sharing here.

Bonnie Wan: That's brilliant, how a simple word can invite the behavior you want.

Ben Culpin: . Okay. So we are on our closing question. We have been very productive, but you're so , eloquent in your wording that we are flying through. So I have one question for you, Bonnie.

It's a closing question. It's very abstract. In what

do you trust?

Bonnie Wan: I trust in the universe, something that is bigger and beyond. myself.

You might call that faith. I'm not religious, but I do trust that there is magic and mystery beyond what our brains have the capacity to hold.

Ben Culpin: I also took a quote from your book about something else you quote you trust also.

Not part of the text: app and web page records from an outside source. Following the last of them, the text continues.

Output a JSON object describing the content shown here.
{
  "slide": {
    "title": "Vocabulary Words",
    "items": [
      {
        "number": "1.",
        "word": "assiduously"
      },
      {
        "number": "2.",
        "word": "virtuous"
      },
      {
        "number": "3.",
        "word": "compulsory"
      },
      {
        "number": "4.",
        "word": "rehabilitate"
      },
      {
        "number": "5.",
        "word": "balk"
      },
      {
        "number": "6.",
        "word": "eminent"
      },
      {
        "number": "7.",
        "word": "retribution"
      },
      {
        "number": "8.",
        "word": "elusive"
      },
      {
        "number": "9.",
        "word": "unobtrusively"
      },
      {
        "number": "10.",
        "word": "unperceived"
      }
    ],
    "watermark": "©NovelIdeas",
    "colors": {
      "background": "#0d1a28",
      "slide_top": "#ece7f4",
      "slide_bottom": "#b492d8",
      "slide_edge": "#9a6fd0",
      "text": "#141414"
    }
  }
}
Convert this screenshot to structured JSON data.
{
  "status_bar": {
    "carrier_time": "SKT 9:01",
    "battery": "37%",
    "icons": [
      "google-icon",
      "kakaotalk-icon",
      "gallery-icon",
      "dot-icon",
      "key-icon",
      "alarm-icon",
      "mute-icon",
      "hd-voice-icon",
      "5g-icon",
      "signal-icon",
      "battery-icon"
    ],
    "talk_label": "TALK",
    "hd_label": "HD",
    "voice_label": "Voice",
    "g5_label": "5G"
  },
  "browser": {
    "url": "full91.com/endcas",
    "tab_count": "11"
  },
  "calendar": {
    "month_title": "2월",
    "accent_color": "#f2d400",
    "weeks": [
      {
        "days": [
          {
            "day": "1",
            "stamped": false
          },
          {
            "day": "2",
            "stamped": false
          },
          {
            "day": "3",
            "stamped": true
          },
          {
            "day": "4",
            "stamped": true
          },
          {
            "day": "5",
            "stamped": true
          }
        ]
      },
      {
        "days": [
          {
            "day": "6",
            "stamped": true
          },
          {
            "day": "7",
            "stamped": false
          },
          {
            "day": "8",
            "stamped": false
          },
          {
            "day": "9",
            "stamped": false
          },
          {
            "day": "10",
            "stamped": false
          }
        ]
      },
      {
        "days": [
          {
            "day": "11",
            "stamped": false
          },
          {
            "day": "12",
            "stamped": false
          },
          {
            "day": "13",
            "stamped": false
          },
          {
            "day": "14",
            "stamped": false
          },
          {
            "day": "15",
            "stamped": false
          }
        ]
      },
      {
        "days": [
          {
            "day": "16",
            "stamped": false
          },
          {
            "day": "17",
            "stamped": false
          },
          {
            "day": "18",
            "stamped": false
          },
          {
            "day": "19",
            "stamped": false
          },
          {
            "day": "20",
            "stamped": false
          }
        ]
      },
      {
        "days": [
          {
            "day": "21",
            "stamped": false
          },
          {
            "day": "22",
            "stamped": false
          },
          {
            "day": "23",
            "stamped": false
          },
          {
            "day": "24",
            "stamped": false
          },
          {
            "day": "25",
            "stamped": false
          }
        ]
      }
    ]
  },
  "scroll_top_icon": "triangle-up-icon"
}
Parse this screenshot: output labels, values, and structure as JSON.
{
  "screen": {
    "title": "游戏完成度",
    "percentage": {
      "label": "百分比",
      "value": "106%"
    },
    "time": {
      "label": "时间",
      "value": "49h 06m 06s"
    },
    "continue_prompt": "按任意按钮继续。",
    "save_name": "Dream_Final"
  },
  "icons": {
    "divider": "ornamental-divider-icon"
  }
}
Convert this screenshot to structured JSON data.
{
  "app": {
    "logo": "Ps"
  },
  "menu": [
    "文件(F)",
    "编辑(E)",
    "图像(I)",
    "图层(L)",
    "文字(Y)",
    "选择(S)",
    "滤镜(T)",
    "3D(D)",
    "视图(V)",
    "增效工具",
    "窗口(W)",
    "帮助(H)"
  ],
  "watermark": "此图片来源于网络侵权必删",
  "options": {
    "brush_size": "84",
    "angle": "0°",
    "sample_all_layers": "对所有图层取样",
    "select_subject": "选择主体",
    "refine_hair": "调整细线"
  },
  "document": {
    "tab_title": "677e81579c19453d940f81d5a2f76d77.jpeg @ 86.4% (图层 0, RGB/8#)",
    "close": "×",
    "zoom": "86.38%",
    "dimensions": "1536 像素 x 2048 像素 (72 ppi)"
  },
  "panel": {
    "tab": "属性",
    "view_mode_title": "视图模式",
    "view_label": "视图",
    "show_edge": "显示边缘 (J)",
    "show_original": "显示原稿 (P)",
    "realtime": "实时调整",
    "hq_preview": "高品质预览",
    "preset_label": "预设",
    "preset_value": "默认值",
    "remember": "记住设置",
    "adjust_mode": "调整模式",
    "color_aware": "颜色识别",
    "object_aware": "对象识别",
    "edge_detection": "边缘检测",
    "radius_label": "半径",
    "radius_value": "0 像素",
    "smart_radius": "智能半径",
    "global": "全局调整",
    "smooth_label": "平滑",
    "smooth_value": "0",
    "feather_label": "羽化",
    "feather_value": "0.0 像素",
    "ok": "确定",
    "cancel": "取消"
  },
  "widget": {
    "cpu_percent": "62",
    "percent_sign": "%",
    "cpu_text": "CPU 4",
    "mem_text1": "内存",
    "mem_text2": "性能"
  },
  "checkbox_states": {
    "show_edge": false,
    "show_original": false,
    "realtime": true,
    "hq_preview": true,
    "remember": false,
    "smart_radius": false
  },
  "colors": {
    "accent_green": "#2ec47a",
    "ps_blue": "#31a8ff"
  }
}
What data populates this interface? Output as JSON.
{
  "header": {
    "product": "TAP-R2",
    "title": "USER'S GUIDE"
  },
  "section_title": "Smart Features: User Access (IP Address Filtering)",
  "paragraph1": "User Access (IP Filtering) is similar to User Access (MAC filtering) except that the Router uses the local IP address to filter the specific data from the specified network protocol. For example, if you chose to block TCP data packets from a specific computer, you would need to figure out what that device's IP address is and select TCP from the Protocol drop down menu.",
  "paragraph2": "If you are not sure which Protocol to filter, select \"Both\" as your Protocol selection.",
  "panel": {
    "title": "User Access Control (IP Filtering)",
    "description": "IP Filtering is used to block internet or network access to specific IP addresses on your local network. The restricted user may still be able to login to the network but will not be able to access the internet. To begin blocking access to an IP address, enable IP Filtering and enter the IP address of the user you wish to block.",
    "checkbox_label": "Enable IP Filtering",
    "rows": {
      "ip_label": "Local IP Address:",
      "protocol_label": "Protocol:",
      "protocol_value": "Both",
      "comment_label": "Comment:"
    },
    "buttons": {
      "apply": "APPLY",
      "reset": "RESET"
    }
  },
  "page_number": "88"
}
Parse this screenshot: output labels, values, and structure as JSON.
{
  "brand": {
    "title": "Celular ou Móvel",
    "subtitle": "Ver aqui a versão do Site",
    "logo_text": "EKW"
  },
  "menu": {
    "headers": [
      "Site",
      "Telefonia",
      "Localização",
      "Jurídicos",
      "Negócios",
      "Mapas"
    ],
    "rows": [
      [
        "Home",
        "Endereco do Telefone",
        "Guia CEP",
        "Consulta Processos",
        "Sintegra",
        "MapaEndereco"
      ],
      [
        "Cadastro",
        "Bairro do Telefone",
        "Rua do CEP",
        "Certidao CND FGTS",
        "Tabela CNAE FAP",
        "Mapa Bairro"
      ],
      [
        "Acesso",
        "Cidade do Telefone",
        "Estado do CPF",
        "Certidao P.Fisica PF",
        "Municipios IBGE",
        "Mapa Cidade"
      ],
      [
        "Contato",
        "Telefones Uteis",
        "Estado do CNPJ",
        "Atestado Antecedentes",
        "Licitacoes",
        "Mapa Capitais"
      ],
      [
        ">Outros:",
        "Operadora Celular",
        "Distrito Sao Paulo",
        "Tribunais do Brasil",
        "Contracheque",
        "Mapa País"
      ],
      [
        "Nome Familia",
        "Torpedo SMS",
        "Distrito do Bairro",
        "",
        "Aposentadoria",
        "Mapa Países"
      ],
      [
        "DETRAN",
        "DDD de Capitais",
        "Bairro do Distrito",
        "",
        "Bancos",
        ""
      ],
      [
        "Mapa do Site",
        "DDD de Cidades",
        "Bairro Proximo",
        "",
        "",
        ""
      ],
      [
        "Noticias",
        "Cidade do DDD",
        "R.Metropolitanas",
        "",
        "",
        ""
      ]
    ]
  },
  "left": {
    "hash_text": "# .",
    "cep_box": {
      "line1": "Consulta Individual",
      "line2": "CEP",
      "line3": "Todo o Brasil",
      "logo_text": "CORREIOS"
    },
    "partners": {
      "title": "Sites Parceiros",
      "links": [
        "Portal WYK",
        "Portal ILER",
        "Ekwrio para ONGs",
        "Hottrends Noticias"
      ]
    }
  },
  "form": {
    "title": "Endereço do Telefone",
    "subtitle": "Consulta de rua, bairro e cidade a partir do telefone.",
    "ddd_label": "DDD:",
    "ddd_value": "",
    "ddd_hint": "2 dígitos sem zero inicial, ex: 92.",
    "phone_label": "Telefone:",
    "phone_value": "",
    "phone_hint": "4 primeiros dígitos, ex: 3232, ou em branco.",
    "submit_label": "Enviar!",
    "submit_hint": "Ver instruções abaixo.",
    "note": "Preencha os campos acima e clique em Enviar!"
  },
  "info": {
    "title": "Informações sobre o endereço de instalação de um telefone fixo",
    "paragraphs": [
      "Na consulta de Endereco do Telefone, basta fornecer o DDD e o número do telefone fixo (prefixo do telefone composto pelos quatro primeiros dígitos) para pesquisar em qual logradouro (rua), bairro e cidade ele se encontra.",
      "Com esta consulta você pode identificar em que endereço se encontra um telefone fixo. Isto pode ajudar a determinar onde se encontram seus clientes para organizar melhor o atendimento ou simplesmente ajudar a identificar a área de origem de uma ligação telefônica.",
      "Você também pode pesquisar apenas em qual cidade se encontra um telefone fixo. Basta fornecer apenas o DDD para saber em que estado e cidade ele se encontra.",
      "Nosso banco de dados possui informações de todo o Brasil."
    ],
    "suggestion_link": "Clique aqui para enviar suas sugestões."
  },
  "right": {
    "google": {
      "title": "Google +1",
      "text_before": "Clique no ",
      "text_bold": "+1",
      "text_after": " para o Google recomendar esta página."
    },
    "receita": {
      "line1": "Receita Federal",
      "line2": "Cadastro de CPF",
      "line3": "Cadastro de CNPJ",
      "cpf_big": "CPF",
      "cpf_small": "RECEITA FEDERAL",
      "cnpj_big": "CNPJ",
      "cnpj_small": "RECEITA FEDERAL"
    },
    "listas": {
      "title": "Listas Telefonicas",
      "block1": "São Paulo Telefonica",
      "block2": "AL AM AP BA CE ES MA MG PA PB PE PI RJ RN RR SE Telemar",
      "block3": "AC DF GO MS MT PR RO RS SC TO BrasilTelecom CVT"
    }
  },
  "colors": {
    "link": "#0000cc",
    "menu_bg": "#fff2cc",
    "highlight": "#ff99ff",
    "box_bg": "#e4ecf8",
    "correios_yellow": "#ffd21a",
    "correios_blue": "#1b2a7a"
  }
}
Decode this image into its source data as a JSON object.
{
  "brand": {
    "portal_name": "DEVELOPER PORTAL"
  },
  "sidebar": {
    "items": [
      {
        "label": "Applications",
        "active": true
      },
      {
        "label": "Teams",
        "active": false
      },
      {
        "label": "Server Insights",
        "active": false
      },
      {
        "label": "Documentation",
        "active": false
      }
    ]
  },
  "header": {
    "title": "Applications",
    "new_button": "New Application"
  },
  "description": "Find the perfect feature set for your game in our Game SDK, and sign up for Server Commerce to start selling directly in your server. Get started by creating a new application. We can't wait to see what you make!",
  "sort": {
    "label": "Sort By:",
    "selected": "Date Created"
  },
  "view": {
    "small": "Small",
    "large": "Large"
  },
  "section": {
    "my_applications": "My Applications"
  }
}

Bonnie Wan: Oh. Tell me.

Ben Culpin: Trust what you really want is already inside you. Simply waiting to be unlocked.

Bonnie Wan: Yes. Also true. Also true. My first answer to that question was going to be, I trust in myself. And in a way that is the universe inside me.

I know there's some religious or spiritual undertones there, and I am no longer afraid of that, in the business world, I think there's definitely a church and state. And while I'm not religious, I am deeply spiritual. And I do trust that magic is inside us. So when we talk in the strategy sense about truth, that's what we mean by truth.

And there are many truths and your truth doesn't necessarily align with my truth, but the work and the path to a meaningful life to me is to be connected and centered in that truth. Even as it evolves, even as you grow, and it might change, though I find oftentimes it doesn't. It might take new shape, it might come out and express itself differently, but there are some fundamental, timeless, consistent truths in all of us.

And it is here and available for us to unlock, but it's so easy in our always on distraction life for us to ignore or avoid.

Ben Culpin: Thank you, Bonnie. It's been amazing talking to you today. I'm so grateful that you made time for me today. I really love. Everything you've said the way you phrase things. It's just it's so refreshing to hear

Bonnie Wan: Ben it's an honor to be one of your first and early guests. I believe that this road is going to be so fruitful in the most unexpected ways.

I can't wait to listen and watch you take this into new and surprising places. So thank you for having me.

Ben Culpin

Researcher, Strategist, Film and Photography Documentarian, and Podcaster.

All disciplines centre around an innate need for perspective, a sensitivity to the world.